The model thus set before men has without doubt a certain consistency, force, and assimilative power, abstraction though it be, and not person. But how much more was the Christian people formed after a certain likeness. Their religion consisted in following its Author: but to follow is to imitate.* They had before them a most definite picture, which each one strove to reproduce in himself. The life of Christ was an inexhaustible study, extending its lessons over the whole range of every human life, from which a likeness was to be taken off by each individual for himself. The likeness, indeed, would vary infinitely in the degree of similitude; but the model was perfect for all.

We have now to consider a particular feature in the character of the Author of the Christian faith, which had the most wonderful influence on His disciples, by calling forth their tenderest love

* S. Aug. de sancta Virginitate, s. 27, on the words “Sequi Agnum quocunque ierit," quid est enim sequi, nisi imitari? Tom, vi. 354 A.

le

in the imitation of it, and which, through their imitation, has brought about a moral revolution, whose waves, moving on through all the eighteen centuries which have as yet elapsed, will roll forwards to the end with undiminished force, refreshing and restoring human society.

I. It required no less than the Virgin Son of a Virgin Mother to create upon the earth a thing so new and strange as the Virginal Life. And first of all Christianity itself was based upon a miracle which expressed the high honour belonging to that life. The whole religion lay in His Person who, while He condescended to have an earthly mother, chose not to have an earthly father. The course of all the preceding ages had run upon the divine command, Increase and multiply.* But when this blessing had taken effect, the true Head of the race on His appearing brought in another order of things, by being born of a Virgin. Thus the human birth of Christ, on which the Christian mind rested with the tenderest love and adoration, touched with an ineffable consecration the Virginal Life, so hallowed by Him in the very spring of His earthly being. He who was enshrined in the innermost sanctuary of Christian thought chose to be Virgin-born. Nor only so; but Shet by whom He was to touch the whole human race, yet unconscious of that maternity to come, had chosen for herself the Virginal Life, notwithstanding the universal spirit and practice of the chosen people avoided and indeed abhorred such a life.

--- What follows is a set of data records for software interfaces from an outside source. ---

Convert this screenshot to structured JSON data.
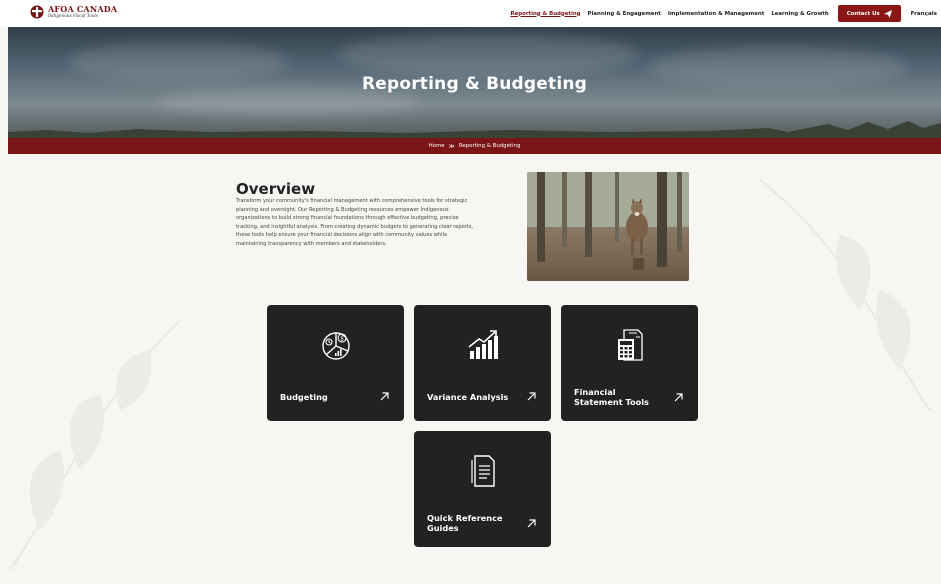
{
  "header": {
    "logo_title": "AFOA CANADA",
    "logo_subtitle": "Indigenous Fiscal Tools",
    "nav": [
      {
        "label": "Reporting & Budgeting",
        "active": true
      },
      {
        "label": "Planning & Engagement",
        "active": false
      },
      {
        "label": "Implementation & Management",
        "active": false
      },
      {
        "label": "Learning & Growth",
        "active": false
      }
    ],
    "contact_label": "Contact Us",
    "language_label": "Français"
  },
  "hero": {
    "title": "Reporting & Budgeting"
  },
  "breadcrumb": {
    "home": "Home",
    "separator": "≫",
    "current": "Reporting & Budgeting"
  },
  "overview": {
    "title": "Overview",
    "body": "Transform your community's financial management with comprehensive tools for strategic planning and oversight. Our Reporting & Budgeting resources empower Indigenous organizations to build strong financial foundations through effective budgeting, precise tracking, and insightful analysis. From creating dynamic budgets to generating clear reports, these tools help ensure your financial decisions align with community values while maintaining transparency with members and stakeholders."
  },
  "cards": [
    {
      "label": "Budgeting",
      "icon": "budget-chart-icon"
    },
    {
      "label": "Variance Analysis",
      "icon": "growth-chart-icon"
    },
    {
      "label": "Financial Statement Tools",
      "icon": "calculator-document-icon"
    },
    {
      "label": "Quick Reference Guides",
      "icon": "document-icon"
    }
  ],
  "colors": {
    "brand": "#7c1616",
    "card_bg": "#222222",
    "page_bg": "#f8f6f2"
  }
}
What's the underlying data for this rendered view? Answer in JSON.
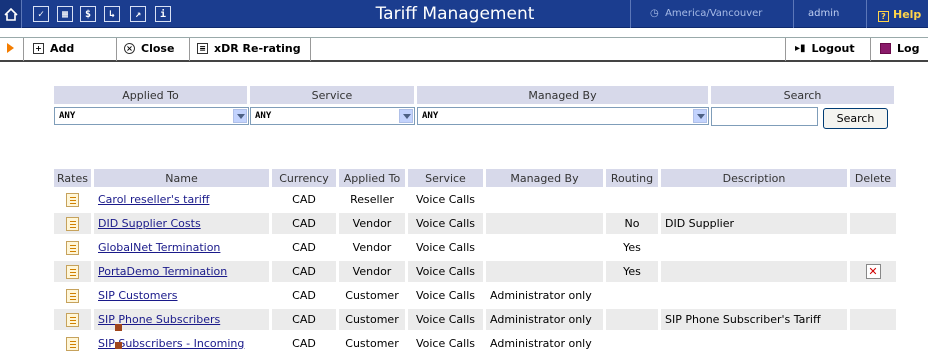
{
  "header": {
    "title": "Tariff Management",
    "timezone": "America/Vancouver",
    "user": "admin",
    "help": "Help"
  },
  "toolbar": {
    "add": "Add",
    "close": "Close",
    "rerating": "xDR Re-rating",
    "logout": "Logout",
    "log": "Log"
  },
  "filter": {
    "headers": [
      "Applied To",
      "Service",
      "Managed By",
      "Search"
    ],
    "applied_to": "ANY",
    "service": "ANY",
    "managed_by": "ANY",
    "search_value": "",
    "search_button": "Search"
  },
  "table": {
    "columns": [
      "Rates",
      "Name",
      "Currency",
      "Applied To",
      "Service",
      "Managed By",
      "Routing",
      "Description",
      "Delete"
    ],
    "rows": [
      {
        "name": "Carol reseller's tariff",
        "currency": "CAD",
        "applied_to": "Reseller",
        "service": "Voice Calls",
        "managed_by": "",
        "routing": "",
        "description": "",
        "deletable": false
      },
      {
        "name": "DID Supplier Costs",
        "currency": "CAD",
        "applied_to": "Vendor",
        "service": "Voice Calls",
        "managed_by": "",
        "routing": "No",
        "description": "DID Supplier",
        "deletable": false
      },
      {
        "name": "GlobalNet Termination",
        "currency": "CAD",
        "applied_to": "Vendor",
        "service": "Voice Calls",
        "managed_by": "",
        "routing": "Yes",
        "description": "",
        "deletable": false
      },
      {
        "name": "PortaDemo Termination",
        "currency": "CAD",
        "applied_to": "Vendor",
        "service": "Voice Calls",
        "managed_by": "",
        "routing": "Yes",
        "description": "",
        "deletable": true
      },
      {
        "name": "SIP Customers",
        "currency": "CAD",
        "applied_to": "Customer",
        "service": "Voice Calls",
        "managed_by": "Administrator only",
        "routing": "",
        "description": "",
        "deletable": false
      },
      {
        "name": "SIP Phone Subscribers",
        "currency": "CAD",
        "applied_to": "Customer",
        "service": "Voice Calls",
        "managed_by": "Administrator only",
        "routing": "",
        "description": "SIP Phone Subscriber's Tariff",
        "deletable": false
      },
      {
        "name": "SIP Subscribers - Incoming",
        "currency": "CAD",
        "applied_to": "Customer",
        "service": "Voice Calls",
        "managed_by": "Administrator only",
        "routing": "",
        "description": "",
        "deletable": false
      }
    ]
  }
}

She met the announcement of her singular maternity by declaring to the angel as her intention the choice of that life in which no creature should share the undivided gift of her love to the Creator. In the deepest heart of the Christian people was stored up the virginal choice of Mary and the virginal conception of her Son. And to this we must add the emphatic consecration of spotless purity contained in His own choice of a virginal life.* His doing was, above and more than all, His teaching: of greater force even than His words were His acts; and this act especially, being, as it were, the summary of His life, had the most constraining, the

* This view is set forth at length by St. Greg. Naz. in his poem on Virginity.

† S. August. de s. Virgin. 4. “Quomodo fiet istud, quoniam virum non cognosco ? Quod profecto non diceret, nisi Deo virginem se ante vovisset.—Exemplo sanctis futura virginibus, ne putaretur sola virgo

Tace

esse debuisse, qui prolem etiam sine concubitu concipere meruisset, virginitatem Deo dicavit, cum adhuc quid esset conceptura nesciret, ut in terreno mortalique corpore cælestis vitæ imitatio voto fieret non præcepto, amore deligendi, non necessitate serviendi. Ita Christus, nascendo de Virgine, quæ antequam sciret quis de illa fuerat nasciturus, virgo statuerat permanere, virginitatem sanctam approbare maluit, quam im. perare."

* “Gaudium virginum Christi de Christo, in Christo, cum Christo, post Christum, per Christum, propter Christum. Gaudia propria virginum Christi, non sunt eadem non virginum, quamvis Christi. Nam sunt aliis alia, sed nullis talia. Ite in hæc, sequimini Agnum, quia et Agni caro utique virgo. Hoc enim in se retinuit auctus, quod matri non abstulit conceptus et natus. Merito eum sequimini virginitate cordis et carnis, quocunque ierit. Quid est enim sequi nisi imitari ?" Ibid. 8. 27.

« PredošláPokračovať »